Steven Soderbergh's willingness to try anything doesn't always pay off. But he's a clever enough filmmaker that even his duds are worth talking about. His film of Spalding Gray's monologue, Gray's Anatomy (1996), is a textbook example of how to bring a solo show to life on-screen without overwhelming it; unfortunately, it's one of Gray's least-interesting monologues, 80 minutes of kvetching about his eye problems. His shot-on-digital exploration of economic anxiety and high-end prostitution, The Girlfriend Experience (2009), is a thesis statement in the guise of a feature film, but the style and assuredness of Soderbergh and his star, porn actress Sasha Grey, show through.
The Good German, Soderbergh's 2006 experiment in 1940s-style moviemaking, is at times lifeless and bland, but Tobey Maguire, of all people, gives a great performance as a brutal, duplicitous grunt in postwar Berlin. And even Soderbergh's worst film, the 2002 Hollywood satire Full Frontal, isn't worthless. A Russian dolls' trick of nesting movies within movies, silly and faux-profound at once, it's almost redeemed by Nicky Katt as Hitler and Jeff Garlin playing, according to the credits, Harvey Weinstein, "probably."
All of the Above
Classic? Failure? Masterpiece? Divertissement? How about this: a really, really fascinating film that doesn't exactly get better with age—but that does get more and more crucial the closer Soderbergh comes to being the iconic American director of his generation: Schizopolis, of course.
The Final Ranking
Out of Sight: masterpiece
The Limey: masterpiece
And Everything Is Going Fine: masterpiece
King of the Hill: classic
The Informant!: RFF
Erin Brockovich: classic
Sex, Lies, and Videotape: classic
Ocean's 12: WD
Ocean's 11: WD
The Underneath: WD
Gray's Anatomy: IF
The Girlfriend Experience: IF
Ocean's 13: WD
The Good German: IF
Full Frontal: IF
Schizopolis: all of the above
TODAY IN SLATE
Blacks Don’t Have a Corporal Punishment Problem
Americans do. But when blacks exhibit the same behaviors as others, it becomes part of a greater black pathology.
I Bought the Huge iPhone. I’m Already Thinking of Returning It.
Scotland Is Just the Beginning. Expect More Political Earthquakes in Europe.
Lifetime Didn’t Think the Steubenville Rape Case Was Dramatic Enough

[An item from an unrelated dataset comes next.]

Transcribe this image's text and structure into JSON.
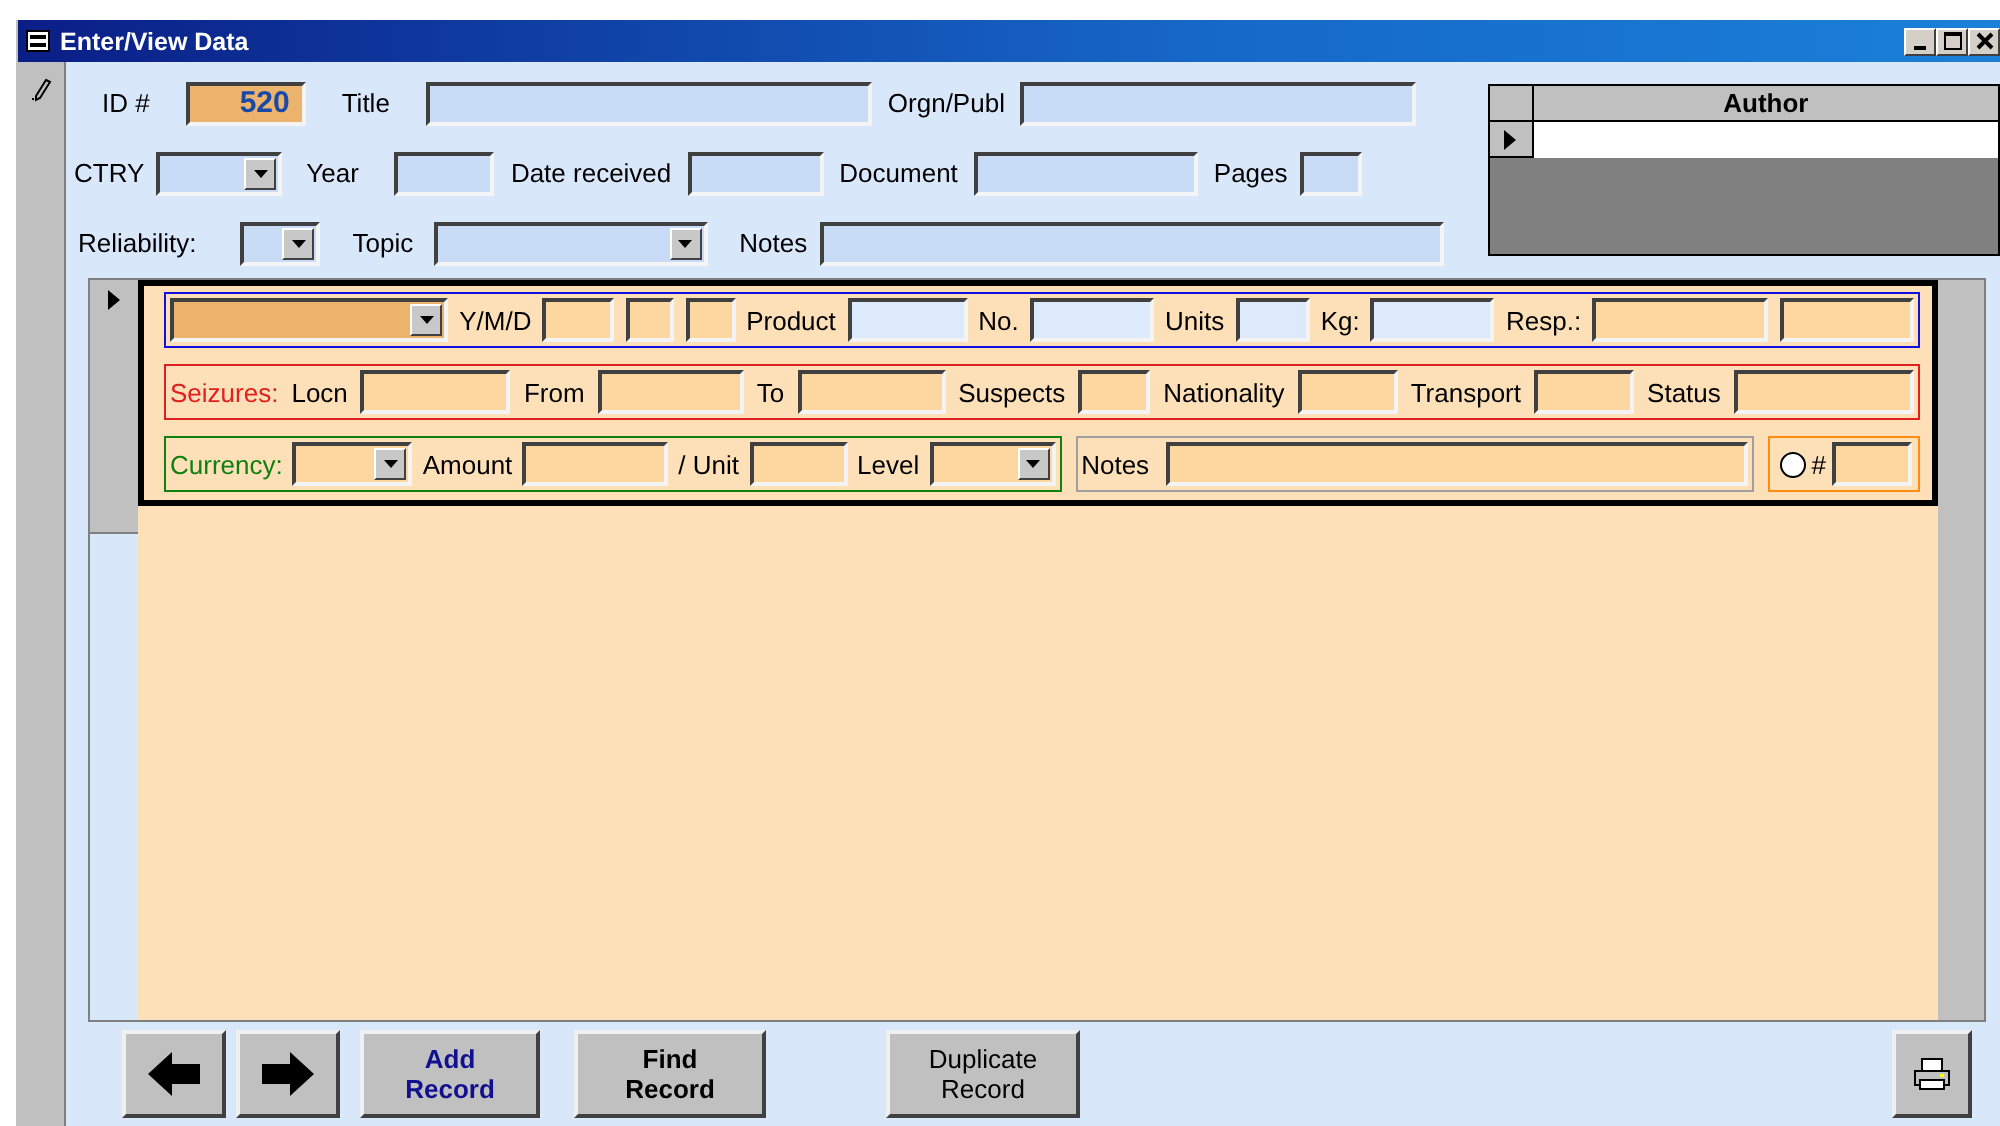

So they added a little self-immolation.
Two Damn Good, Very Different Movies About Soldiers Returning From War
The Most Terrifying Thing About Ebola
The disease threatens humanity by preying on humanity.